Task goal
An exact copy of the whole listing is required.

Given data
- - -
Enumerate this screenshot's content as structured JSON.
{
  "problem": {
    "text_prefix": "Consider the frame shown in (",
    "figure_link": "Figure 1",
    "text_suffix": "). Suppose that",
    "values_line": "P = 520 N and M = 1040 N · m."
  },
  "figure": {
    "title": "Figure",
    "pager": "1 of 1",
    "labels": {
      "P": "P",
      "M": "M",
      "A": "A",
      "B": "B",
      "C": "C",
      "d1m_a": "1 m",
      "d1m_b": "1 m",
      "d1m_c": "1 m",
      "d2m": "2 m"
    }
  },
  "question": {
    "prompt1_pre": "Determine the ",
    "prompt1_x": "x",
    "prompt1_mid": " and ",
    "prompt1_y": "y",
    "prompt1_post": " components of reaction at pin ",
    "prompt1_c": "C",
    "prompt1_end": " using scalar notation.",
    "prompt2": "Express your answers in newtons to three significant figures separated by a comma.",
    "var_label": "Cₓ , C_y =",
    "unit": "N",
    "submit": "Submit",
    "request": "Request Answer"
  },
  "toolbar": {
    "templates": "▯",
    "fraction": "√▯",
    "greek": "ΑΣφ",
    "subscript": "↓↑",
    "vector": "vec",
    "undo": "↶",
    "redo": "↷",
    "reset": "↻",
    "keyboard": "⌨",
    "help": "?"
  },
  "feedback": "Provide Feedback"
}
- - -
Response to the exercise
Enumerate this screenshot's content as structured JSON.
{
  "problem": {
    "text_prefix": "Consider the frame shown in (",
    "figure_link": "Figure 1",
    "text_suffix": "). Suppose that",
    "values_line": "P = 520 N and M = 1040 N · m."
  },
  "figure": {
    "title": "Figure",
    "pager": "1 of 1",
    "labels": {
      "P": "P",
      "M": "M",
      "A": "A",
      "B": "B",
      "C": "C",
      "d1m_a": "1 m",
      "d1m_b": "1 m",
      "d1m_c": "1 m",
      "d2m": "2 m"
    }
  },
  "question": {
    "prompt1_pre": "Determine the ",
    "prompt1_x": "x",
    "prompt1_mid": " and ",
    "prompt1_y": "y",
    "prompt1_post": " components of reaction at pin ",
    "prompt1_c": "C",
    "prompt1_end": " using scalar notation.",
    "prompt2": "Express your answers in newtons to three significant figures separated by a comma.",
    "var_label": "Cₓ , C_y =",
    "unit": "N",
    "submit": "Submit",
    "request": "Request Answer"
  },
  "toolbar": {
    "templates": "▯",
    "fraction": "√▯",
    "greek": "ΑΣφ",
    "subscript": "↓↑",
    "vector": "vec",
    "undo": "↶",
    "redo": "↷",
    "reset": "↻",
    "keyboard": "⌨",
    "help": "?"
  },
  "feedback": "Provide Feedback"
}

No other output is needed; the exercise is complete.